This is, apparently, a case of back to the future, to the concept of "solidarism" that flickered in the early 20th century.

It will be nice if it happens, for "solidarism in its pure form is harmony and justice." But the Ukrainian government – and, ultimately, Ukrainians themselves – will need something a little more substantial. This should be a case of forward to the future.


The key elements of a truly forward-looking strategy are complex in the longer term, but not necessarily in this government term.

In the longer term, there is a need to bridge the divide between east and west, perhaps, for example, by a quid pro quo over language: Russian could at some point become the second state language, but on the proviso that the Russophone east demonstrates that it also accepts that Ukrainian is a state language by actually teaching Ukrainian in its classes and airing more broadcasts in Ukrainian.

But that is a longer-term issue, for another government. The strategy for the term of this government should be to take measures that might emulate the new election commissions, by bringing institutional change. The first-phase changes should particularly aim to give ordinary Ukrainians a "democracy dividend" – in the form of a greater sense of security, freedom, empowerment, and better services – by focusing, for example, on reforming the judiciary, freeing up small business, and improving local government.

And the basic content of those changes is clear: if the Orange revolutionaries want to lead Ukraine into the EU, they should push Ukraine's claim for membership by voluntarily embarking on doing what the EU's new member-states did, which is to bring thousands of pages of EU laws onto their statute books and to reform the country's institutions accordingly. Those laws may of course need some adjustment to reflect the specifics of Ukraine's situation here and now, but the government must quickly demonstrate that it is "European" in action as well as in words and by right.
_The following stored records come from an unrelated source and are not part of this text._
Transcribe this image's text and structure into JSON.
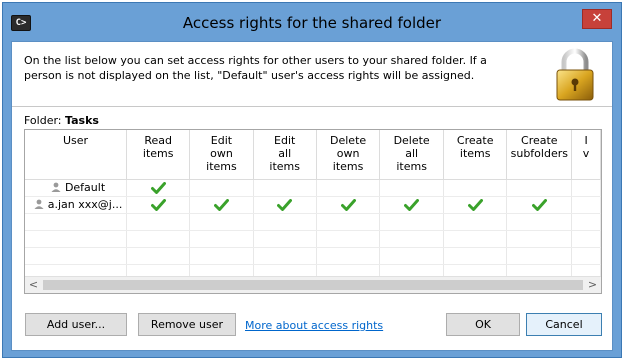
{
  "window": {
    "title": "Access rights for the shared folder",
    "close_glyph": "✕",
    "app_icon_text": "C>"
  },
  "intro": "On the list below you can set access rights for other users to your shared folder. If a person is not displayed on the list, \"Default\" user's access rights will be assigned.",
  "folder": {
    "label": "Folder:",
    "name": "Tasks"
  },
  "table": {
    "columns": [
      {
        "id": "user",
        "lines": [
          "User"
        ]
      },
      {
        "id": "read_items",
        "lines": [
          "Read",
          "items"
        ]
      },
      {
        "id": "edit_own_items",
        "lines": [
          "Edit",
          "own",
          "items"
        ]
      },
      {
        "id": "edit_all_items",
        "lines": [
          "Edit",
          "all",
          "items"
        ]
      },
      {
        "id": "delete_own_items",
        "lines": [
          "Delete",
          "own",
          "items"
        ]
      },
      {
        "id": "delete_all_items",
        "lines": [
          "Delete",
          "all",
          "items"
        ]
      },
      {
        "id": "create_items",
        "lines": [
          "Create",
          "items"
        ]
      },
      {
        "id": "create_subfolders",
        "lines": [
          "Create",
          "subfolders"
        ]
      },
      {
        "id": "partial",
        "lines": [
          "I",
          "v"
        ]
      }
    ],
    "rows": [
      {
        "user": "Default",
        "rights": [
          true,
          false,
          false,
          false,
          false,
          false,
          false,
          false
        ]
      },
      {
        "user": "a.jan xxx@j...",
        "rights": [
          true,
          true,
          true,
          true,
          true,
          true,
          true,
          false
        ]
      }
    ],
    "empty_rows": 5
  },
  "scrollbar": {
    "left_arrow": "<",
    "right_arrow": ">"
  },
  "buttons": {
    "add_user": "Add user...",
    "remove_user": "Remove user",
    "more_about": "More about access rights",
    "ok": "OK",
    "cancel": "Cancel"
  },
  "colors": {
    "title_bar": "#6aa0d6",
    "check_green": "#3aa22b",
    "link": "#0066cc",
    "close_red": "#c7413a"
  },
  "icons": {
    "app": "console-icon",
    "lock": "padlock-icon",
    "user": "user-icon",
    "check": "checkmark-icon"
  }
}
And it needs so do that if it is to keep the EU's attention. It may all too easily lose that attention. EU leaders have, for instance, been frustratingly muted in their applause for Ukraine's elections (when they have made any comments), another sign perhaps that a hobbling Europe is not over-enthused about Ukraine joining it.


But the Ukrainian government also needs to find ways – at home as well as in Europe – of maintaining some of the momentum left from the revolution. "Solidarism" will not go far. "Europe" too has its limitations as a rallying cry: "Europe" is not an idea that is particularly easy to associate with; it can empty political discussion of much of its content (as it did in Central Europe), and nor does it particularly excite ordinary people.
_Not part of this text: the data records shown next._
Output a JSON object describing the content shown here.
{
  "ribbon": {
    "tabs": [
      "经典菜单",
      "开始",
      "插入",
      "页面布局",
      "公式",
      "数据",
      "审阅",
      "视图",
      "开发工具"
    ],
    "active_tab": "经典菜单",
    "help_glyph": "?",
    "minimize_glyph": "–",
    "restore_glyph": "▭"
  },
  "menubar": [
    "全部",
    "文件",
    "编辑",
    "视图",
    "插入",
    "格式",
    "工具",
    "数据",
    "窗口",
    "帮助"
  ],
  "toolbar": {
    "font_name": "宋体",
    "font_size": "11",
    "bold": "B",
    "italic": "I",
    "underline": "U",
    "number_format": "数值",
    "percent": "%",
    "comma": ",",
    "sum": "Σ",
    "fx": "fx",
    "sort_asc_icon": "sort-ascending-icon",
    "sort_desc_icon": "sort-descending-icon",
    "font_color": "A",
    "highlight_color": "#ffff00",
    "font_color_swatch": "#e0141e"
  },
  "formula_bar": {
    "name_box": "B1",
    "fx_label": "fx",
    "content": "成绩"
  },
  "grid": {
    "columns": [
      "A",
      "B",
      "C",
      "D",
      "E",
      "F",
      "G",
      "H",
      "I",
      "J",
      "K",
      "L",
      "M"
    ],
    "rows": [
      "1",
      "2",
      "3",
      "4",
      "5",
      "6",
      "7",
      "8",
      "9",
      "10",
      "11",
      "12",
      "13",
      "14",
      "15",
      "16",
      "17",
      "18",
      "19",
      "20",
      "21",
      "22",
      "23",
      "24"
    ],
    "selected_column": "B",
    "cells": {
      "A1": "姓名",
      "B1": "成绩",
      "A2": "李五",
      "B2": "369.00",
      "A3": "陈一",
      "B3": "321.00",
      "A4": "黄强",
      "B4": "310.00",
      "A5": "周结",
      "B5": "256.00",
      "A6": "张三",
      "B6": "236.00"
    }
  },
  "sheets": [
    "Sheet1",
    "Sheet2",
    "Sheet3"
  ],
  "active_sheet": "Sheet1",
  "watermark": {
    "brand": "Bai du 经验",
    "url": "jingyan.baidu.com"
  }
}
And, of course, there is the problem that in the east it is not a selling point, but rather a rallying point of resistance – and that Europe is less enthusiastic about enlargement than it should be.
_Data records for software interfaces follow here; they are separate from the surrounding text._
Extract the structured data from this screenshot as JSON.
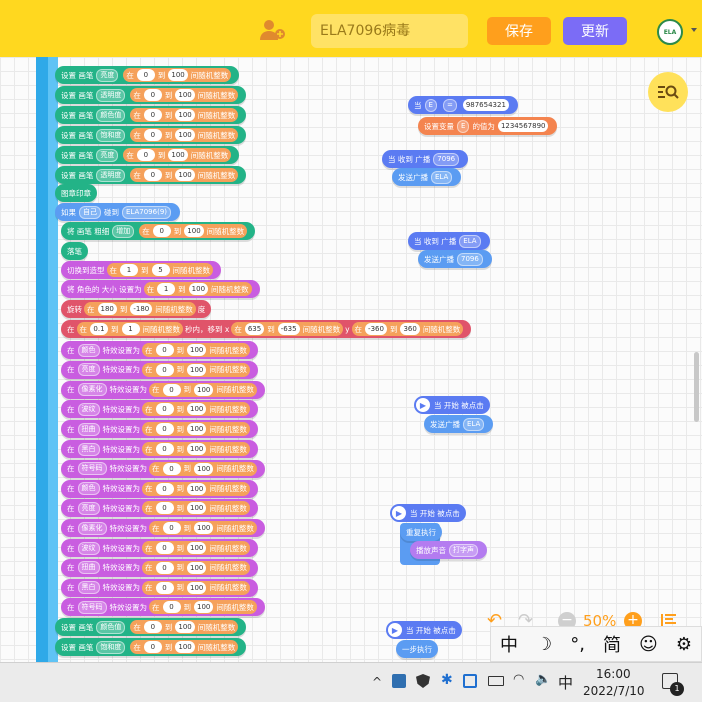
{
  "header": {
    "project_name": "ELA7096病毒",
    "save_label": "保存",
    "update_label": "更新",
    "avatar_text": "ELA"
  },
  "zoom": {
    "value": "50%"
  },
  "common": {
    "pen_set": "设置 画笔",
    "in": "在",
    "to": "到",
    "random": "间随机整数",
    "effect_set": "特效设置为"
  },
  "script_main": {
    "pen_rows": [
      {
        "prop": "亮度",
        "a": "0",
        "b": "100"
      },
      {
        "prop": "透明度",
        "a": "0",
        "b": "100"
      },
      {
        "prop": "颜色值",
        "a": "0",
        "b": "100"
      },
      {
        "prop": "饱和度",
        "a": "0",
        "b": "100"
      },
      {
        "prop": "亮度",
        "a": "0",
        "b": "100"
      },
      {
        "prop": "透明度",
        "a": "0",
        "b": "100"
      }
    ],
    "stamp": "图章印章",
    "if_label": "如果",
    "if_self": "自己",
    "if_touch": "碰到",
    "if_target": "ELA7096(9)",
    "pen_size_label": "将 画笔 粗细",
    "pen_size_op": "增加",
    "pen_size_a": "0",
    "pen_size_b": "100",
    "pen_up": "落笔",
    "costume_label": "切换到造型",
    "costume_a": "1",
    "costume_b": "5",
    "size_label": "将 角色的 大小 设置为",
    "size_a": "1",
    "size_b": "100",
    "rotate_label": "旋转",
    "rotate_a": "180",
    "rotate_b": "-180",
    "rotate_unit": "度",
    "glide_in": "在",
    "glide_a": "0.1",
    "glide_b": "1",
    "glide_mid": "秒内，移到 x",
    "glide_x1": "635",
    "glide_x2": "-635",
    "glide_y": "y",
    "glide_y1": "-360",
    "glide_y2": "360",
    "effect_rows": [
      {
        "effect": "颜色",
        "a": "0",
        "b": "100"
      },
      {
        "effect": "亮度",
        "a": "0",
        "b": "100"
      },
      {
        "effect": "像素化",
        "a": "0",
        "b": "100"
      },
      {
        "effect": "波纹",
        "a": "0",
        "b": "100"
      },
      {
        "effect": "扭曲",
        "a": "0",
        "b": "100"
      },
      {
        "effect": "黑白",
        "a": "0",
        "b": "100"
      },
      {
        "effect": "符号码",
        "a": "0",
        "b": "100"
      },
      {
        "effect": "颜色",
        "a": "0",
        "b": "100"
      },
      {
        "effect": "亮度",
        "a": "0",
        "b": "100"
      },
      {
        "effect": "像素化",
        "a": "0",
        "b": "100"
      },
      {
        "effect": "波纹",
        "a": "0",
        "b": "100"
      },
      {
        "effect": "扭曲",
        "a": "0",
        "b": "100"
      },
      {
        "effect": "黑白",
        "a": "0",
        "b": "100"
      },
      {
        "effect": "符号码",
        "a": "0",
        "b": "100"
      }
    ],
    "tail_rows": [
      {
        "prop": "颜色值",
        "a": "0",
        "b": "100"
      },
      {
        "prop": "饱和度",
        "a": "0",
        "b": "100"
      }
    ]
  },
  "script_var": {
    "when": "当",
    "var": "E",
    "op": "=",
    "value": "987654321",
    "set_label": "设置变量",
    "set_var": "E",
    "set_mid": "的值为",
    "set_value": "1234567890"
  },
  "script_bc1": {
    "when": "当 收到 广播",
    "msg": "7096",
    "send": "发送广播",
    "send_msg": "ELA"
  },
  "script_bc2": {
    "when": "当 收到 广播",
    "msg": "ELA",
    "send": "发送广播",
    "send_msg": "7096"
  },
  "script_flag1": {
    "when": "当 开始 被点击",
    "send": "发送广播",
    "send_msg": "ELA"
  },
  "script_flag2": {
    "when": "当 开始 被点击",
    "loop": "重复执行",
    "play": "播放声音",
    "sound": "打字声"
  },
  "script_flag3": {
    "when": "当 开始 被点击",
    "step": "一步执行"
  },
  "ime": {
    "chinese": "中",
    "punct": "°,",
    "simp": "简"
  },
  "taskbar": {
    "ime_lang": "中",
    "time": "16:00",
    "date": "2022/7/10",
    "notif_count": "1"
  },
  "colors": {
    "topbar": "#ffd81f",
    "save": "#ff9f1c",
    "update": "#7b6cf6",
    "pen": "#23b387",
    "looks": "#c95de0",
    "operator": "#f5a15b",
    "control": "#5b9cf2"
  }
}
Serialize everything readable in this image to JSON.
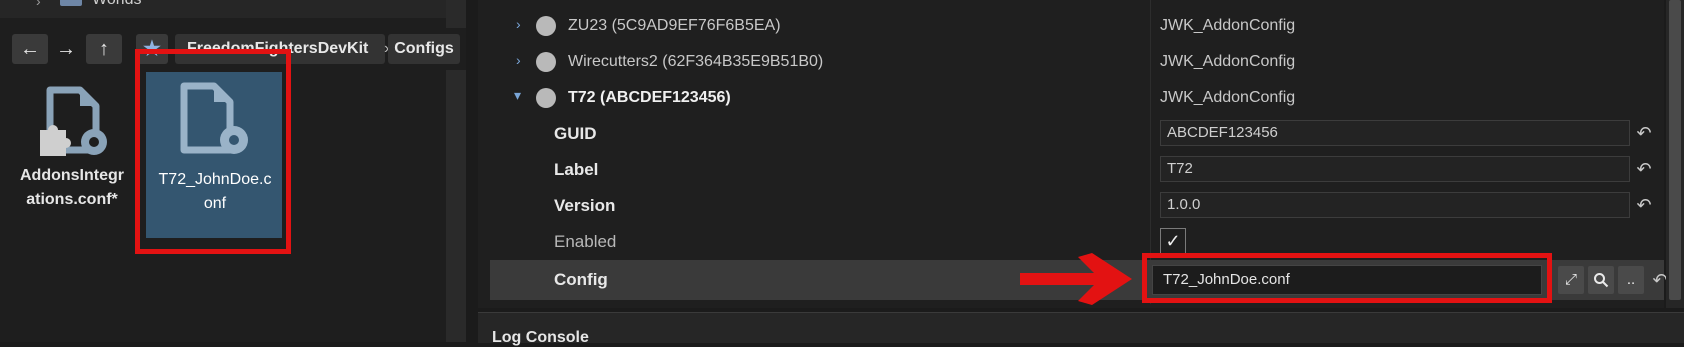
{
  "file_browser": {
    "tree_item_label": "Worlds",
    "nav": {
      "back_glyph": "←",
      "forward_glyph": "→",
      "up_glyph": "↑",
      "favorite_glyph": "★"
    },
    "breadcrumb": [
      "FreedomFightersDevKit",
      "Configs"
    ],
    "files": [
      {
        "name": "AddonsIntegrations.conf*",
        "name_lines": [
          "AddonsIntegr",
          "ations.conf*"
        ],
        "icon": "config-file-with-puzzle-icon"
      },
      {
        "name": "T72_JohnDoe.conf",
        "name_lines": [
          "T72_JohnDoe.c",
          "onf"
        ],
        "icon": "config-file-icon",
        "selected": true
      }
    ]
  },
  "properties": {
    "rows": [
      {
        "label": "ZU23 (5C9AD9EF76F6B5EA)",
        "value": "JWK_AddonConfig",
        "expanded": false
      },
      {
        "label": "Wirecutters2 (62F364B35E9B51B0)",
        "value": "JWK_AddonConfig",
        "expanded": false
      },
      {
        "label": "T72 (ABCDEF123456)",
        "value": "JWK_AddonConfig",
        "expanded": true
      }
    ],
    "fields": {
      "guid": {
        "label": "GUID",
        "value": "ABCDEF123456"
      },
      "label": {
        "label": "Label",
        "value": "T72"
      },
      "version": {
        "label": "Version",
        "value": "1.0.0"
      },
      "enabled": {
        "label": "Enabled",
        "checked": true
      },
      "config": {
        "label": "Config",
        "value": "T72_JohnDoe.conf"
      }
    },
    "config_buttons": {
      "open_glyph": "⤢",
      "browse_glyph": "..",
      "revert_glyph": "↶"
    }
  },
  "log_console": {
    "title": "Log Console"
  },
  "colors": {
    "highlight": "#e31212",
    "selection": "#345670",
    "accent_expander": "#7aa6d8"
  }
}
Ukraine somehow needs to bridge the gap between its two halves and the gap between itself and Europe. To bridge the gap, it needs not just a different leader in the east, but also a new discussion about nationality. And, to bridge the gap with Europe, it would be good to burnish its national image. It needs to find something somewhat more inspiring and impressive than the Eurovision song contest was in 2005.

What might prompt discussion about nationality, nurture pride across the regions, encourage some serious mobilization of national resources, convince the oligarchs to plow more money back into their communities, create a buzz in Europe, slowly begin to change international attitudes, draw attention to Ukraine's many virtues and to the achievements it will notch up in the years ahead? In June and July, we will all learn once again how much the hearts and minds of much of the world's population are dominated by one thing.

If Ukraine wants to create a useful buzz, now is the time to float the idea. What about a Ukrainian bid for the World Cup in, say, 2018 followed by another – more promising – bid for 2026?

Source: Transitions on Line